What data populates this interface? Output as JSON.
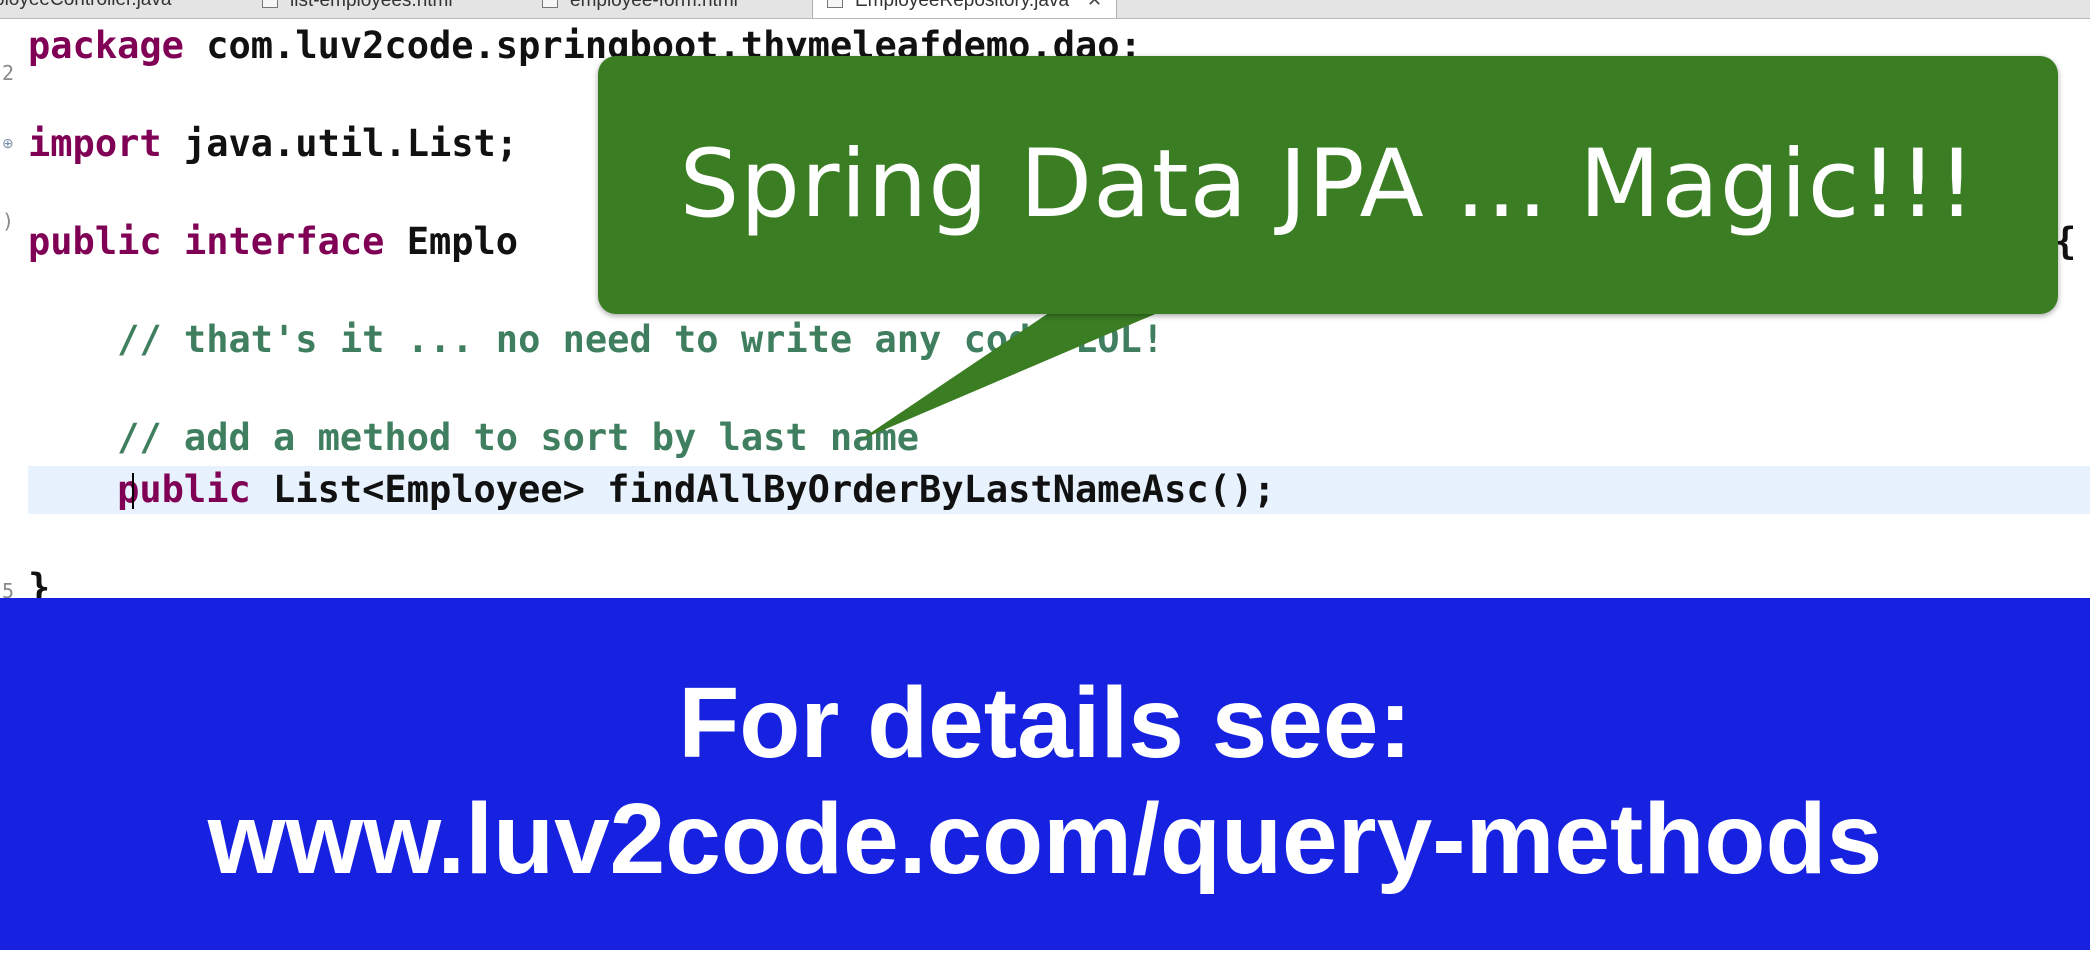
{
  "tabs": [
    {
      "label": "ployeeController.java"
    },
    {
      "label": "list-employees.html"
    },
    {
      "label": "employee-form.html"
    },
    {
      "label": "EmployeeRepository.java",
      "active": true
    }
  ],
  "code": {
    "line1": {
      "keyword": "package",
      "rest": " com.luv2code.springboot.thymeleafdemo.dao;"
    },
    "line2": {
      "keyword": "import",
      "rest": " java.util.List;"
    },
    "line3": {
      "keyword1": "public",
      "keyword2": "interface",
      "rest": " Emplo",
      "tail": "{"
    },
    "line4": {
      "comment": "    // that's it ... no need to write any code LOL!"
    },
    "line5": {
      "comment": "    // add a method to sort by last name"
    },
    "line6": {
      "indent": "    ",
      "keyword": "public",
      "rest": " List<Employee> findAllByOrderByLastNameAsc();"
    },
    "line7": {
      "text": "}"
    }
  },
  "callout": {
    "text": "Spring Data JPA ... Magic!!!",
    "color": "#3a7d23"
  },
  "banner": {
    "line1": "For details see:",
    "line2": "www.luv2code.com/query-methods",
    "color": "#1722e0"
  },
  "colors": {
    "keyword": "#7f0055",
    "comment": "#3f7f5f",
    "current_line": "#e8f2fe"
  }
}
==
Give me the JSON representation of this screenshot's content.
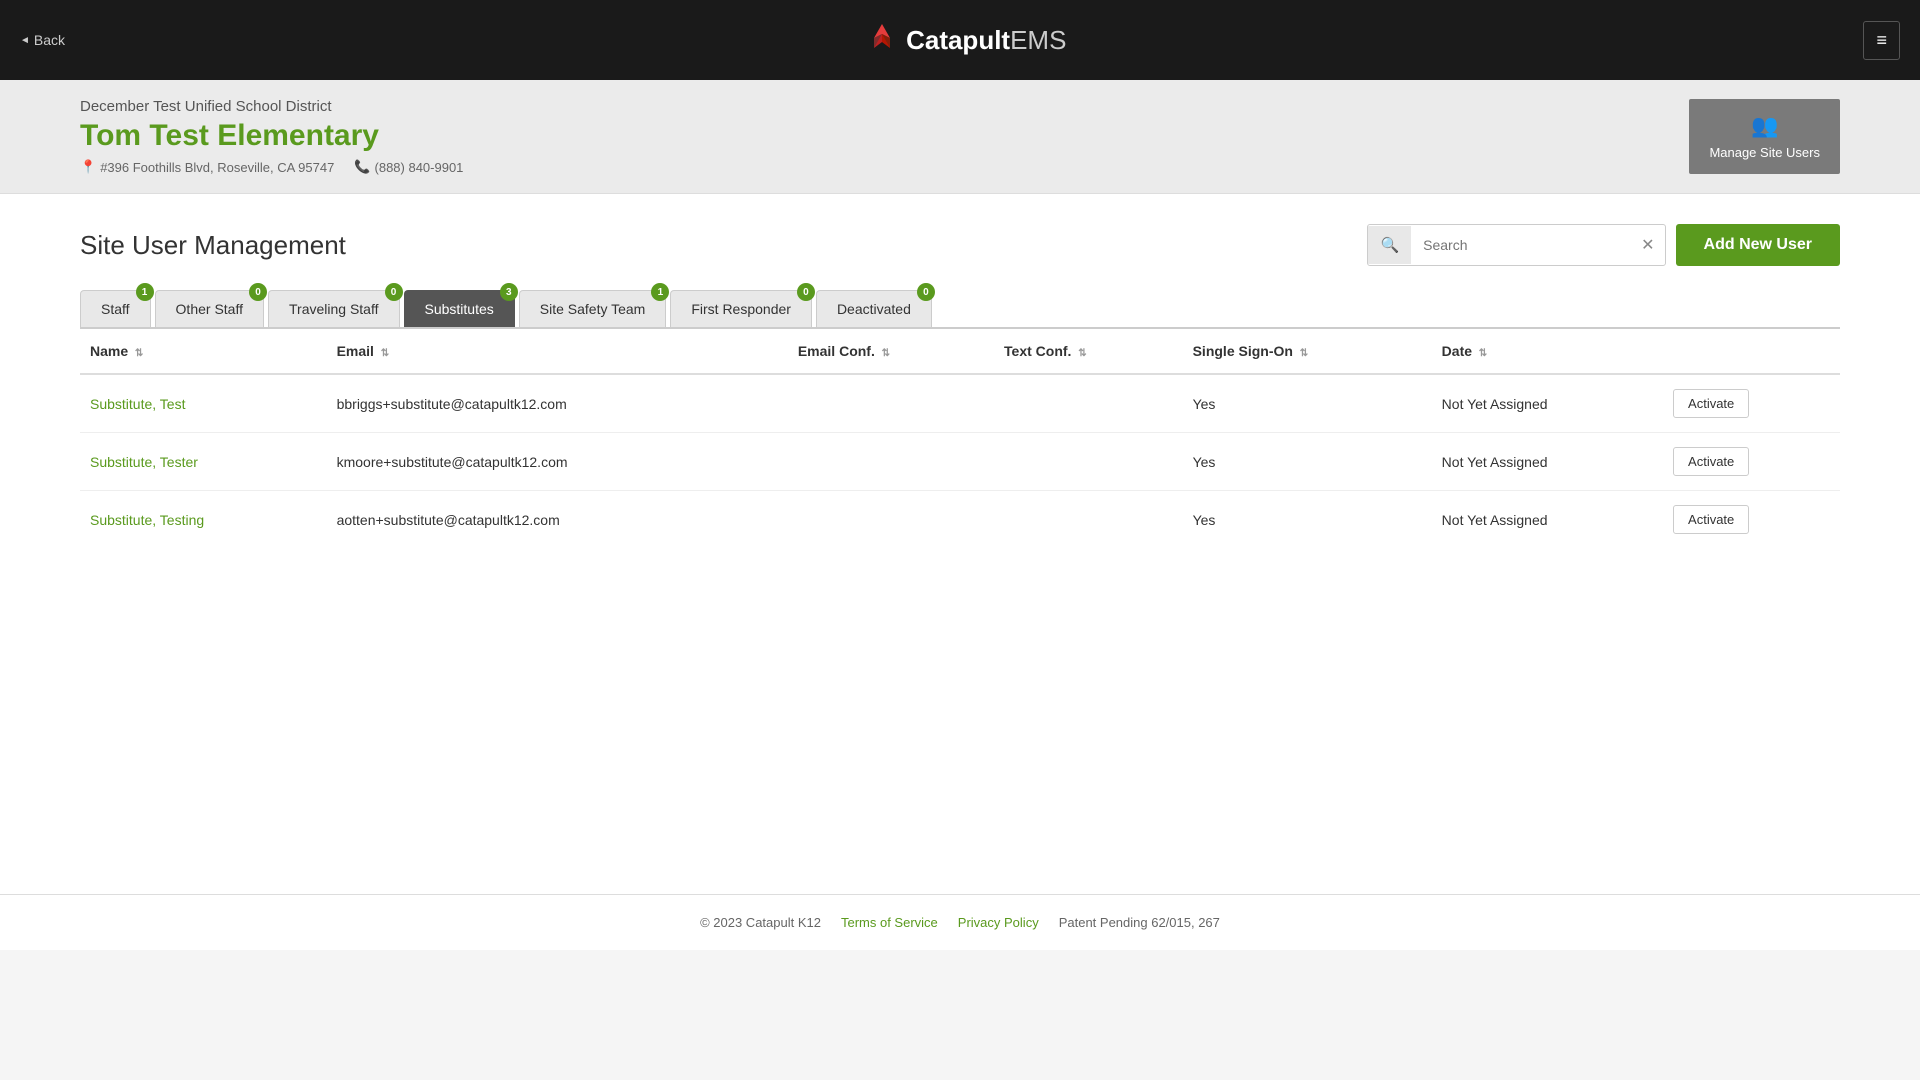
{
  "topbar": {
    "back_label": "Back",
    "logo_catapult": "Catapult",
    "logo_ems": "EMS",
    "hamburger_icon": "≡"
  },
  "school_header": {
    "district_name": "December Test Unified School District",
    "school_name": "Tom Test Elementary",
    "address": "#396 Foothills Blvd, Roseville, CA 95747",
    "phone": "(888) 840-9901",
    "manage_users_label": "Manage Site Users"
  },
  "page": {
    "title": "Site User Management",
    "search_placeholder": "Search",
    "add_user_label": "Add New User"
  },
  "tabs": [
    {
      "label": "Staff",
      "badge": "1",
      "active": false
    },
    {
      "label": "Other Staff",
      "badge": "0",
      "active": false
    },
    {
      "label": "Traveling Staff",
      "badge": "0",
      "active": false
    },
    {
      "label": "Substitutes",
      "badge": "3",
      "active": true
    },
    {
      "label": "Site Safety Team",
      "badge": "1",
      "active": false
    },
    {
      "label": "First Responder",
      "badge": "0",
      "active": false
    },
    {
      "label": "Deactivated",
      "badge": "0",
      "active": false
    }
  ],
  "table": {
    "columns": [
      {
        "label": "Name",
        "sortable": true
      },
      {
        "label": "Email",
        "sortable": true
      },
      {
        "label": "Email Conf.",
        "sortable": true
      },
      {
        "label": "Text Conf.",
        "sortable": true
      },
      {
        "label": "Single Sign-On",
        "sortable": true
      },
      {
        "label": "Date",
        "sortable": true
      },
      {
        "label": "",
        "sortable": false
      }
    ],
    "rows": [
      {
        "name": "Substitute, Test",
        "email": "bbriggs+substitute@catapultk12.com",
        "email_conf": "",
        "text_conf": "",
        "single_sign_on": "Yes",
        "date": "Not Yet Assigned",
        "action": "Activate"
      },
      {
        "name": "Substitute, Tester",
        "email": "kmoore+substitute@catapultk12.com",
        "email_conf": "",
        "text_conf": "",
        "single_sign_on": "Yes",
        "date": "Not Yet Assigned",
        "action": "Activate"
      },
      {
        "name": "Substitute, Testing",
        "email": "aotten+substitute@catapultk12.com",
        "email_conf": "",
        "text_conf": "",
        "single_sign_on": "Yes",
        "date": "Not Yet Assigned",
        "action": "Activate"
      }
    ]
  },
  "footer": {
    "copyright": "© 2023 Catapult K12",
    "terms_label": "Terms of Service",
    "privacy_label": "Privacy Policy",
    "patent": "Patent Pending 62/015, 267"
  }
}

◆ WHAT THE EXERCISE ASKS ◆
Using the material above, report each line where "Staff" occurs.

◆ ANSWER TO THIS TASK ◆
      "label": "Staff",
      "label": "Other Staff",
      "label": "Traveling Staff",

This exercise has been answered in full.